World Refugee Day, commemorated on June 20, is an opportunity to honor the courage, resilience, and strength of all women, men, and children forced from their homes by war, armed conflict, and persecution. This date has a special meaning for the Adventist Development Relief Agency or ADRA, the Adventist humanitarian agency, as it represents an opportunity to bring justice, compassion, and love to the more than 80 million people who have been forced to flee their homes around the world.
Homelessness and access to the labor market are the main challenges currently faced by refugees and asylum seekers living in Brazil. In relation to work, the main problems pointed out by this group are difficulty in finding a job, low wages, lack of professional qualifications, informal work (without a formal contract), delays in issuing documents, among other factors. Having detected these needs, ADRA in Brazil developed projects to benefit refugees and help alleviate these issues.
“In addition to responding to emergencies, we also have ongoing human development projects. Part of these projects works directly with refugees. From January 2020 to May 2021, ADRA assisted 60,112 refugees through four specific development projects for this population,” reported Fábio Salles, leader of ADRA Brazil.
Venezuelan Esther Govia, who currently lives in Porto Alegre, in the Rio Grande do Sul, experienced the result of the crisis scenario that runs through political, economic, and social issues in Brazil's neighboring country. With difficulties working, Esther, her husband, and their son crossed the Venezuelan border in search of a new life in Brazilian lands.
The family arrived in November 2019 and, shortly thereafter, began to feel the effects of Covid-19. “It was complicated to get a job. There was no one to take care of my son. Only my husband [was working]. The financial issue was difficult. We only had the basics... and some important items started to be lacking”, says Esther.
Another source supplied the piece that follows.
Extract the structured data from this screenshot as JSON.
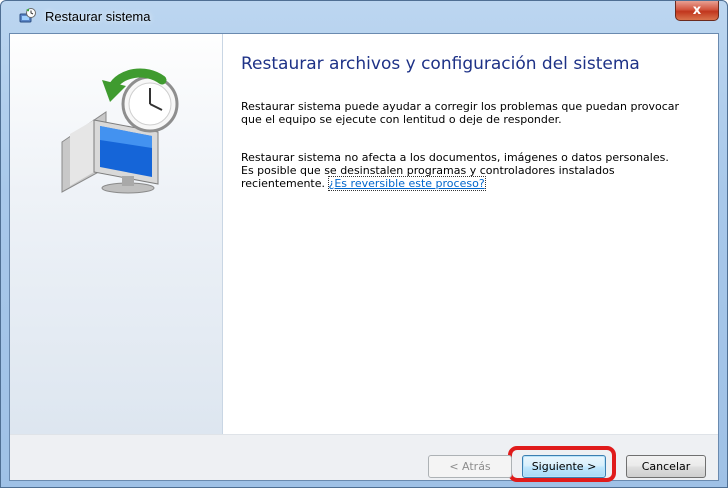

When the situation began to deteriorate, Esther's family found out about the Connect Brazil project, promoted by ADRA, which provided Esther with solutions to most of her problems. The project, which is still ongoing, has a partnership with the International Organization for Migration (IOM) and the United States Agency for Development (USAID), and allows for partnerships with companies, support for the development of curricula, and courses offering professional qualifications and much more.
“When I met ADRA, I knew they had two projects: one for entrepreneurship and the other to help [people] find a job,” adds Esther, who chose the path of entrepreneurship. That's when she started her cooking classes.
The Venezuelan confesses that she didn't have the skills to work in the kitchen, but through the techniques she learned in the course, she developed a taste for the profession and acquired new skills. “With that, I set up my company, I learned how to make cakes and sweets. This course had a huge impact on my family's life. In the beginning, we even got the ingredients. I didn't spend anything and started to see the profit. That encouraged me a lot and helped to meet our needs”, she celebrates.
In addition to having covered the financial problems, the new baker emphasizes that her emotional side also felt the benefits of the enterprise. “I'm an active person and it was a blessing, a satisfaction to be able to create something with my hands. I felt useful”, she reports.
ADRA on behalf of refugees
Started in August 2020 in the Rio Grande do Sul, the Connect Brazil initiative has helped hundreds of families. Through May 2021, the project intermediated the formal hiring of more than 600 immigrants, in addition to contributing to the training of 60 individual micro-entrepreneurs.
In Manaus, the Center for Support and Reference to Refugees and Migrants (CARE) has been in operation since 2020 and has already served around 15,000 people. Services are offered at the site, such as qualified listening, referrals to a network of assistance services, donations and financial support for cases of extreme vulnerability, help with documentation, Portuguese language courses, and professional training, among others.
The ANA (Acciones Alimentares y No Alimentares) project, which takes place in Roraima and Manaus, helped more than 30,000 people, including immigrants, refugees, and host populations, by providing vouchers for the purchase of food, hygiene kits, kitchen utensils, and home utilities.
In addition to these, the SWAN (Settlement, Water, Sanitation and Hygiene for Refugees and Migrants) initiative was also carried out throughout Brazil, an ADRA initiative in partnership with USAID /OFDA that served around 14,000 Venezuelans in 2020. In addition to supporting the national interiorization strategy, initial support of three months is offered, which includes rent payment, cell phone credits, hygiene kits, kitchen, food, and more. Click here to learn more about projects and to contribute.
This article was originally published on the South American Division’s Portuguese news site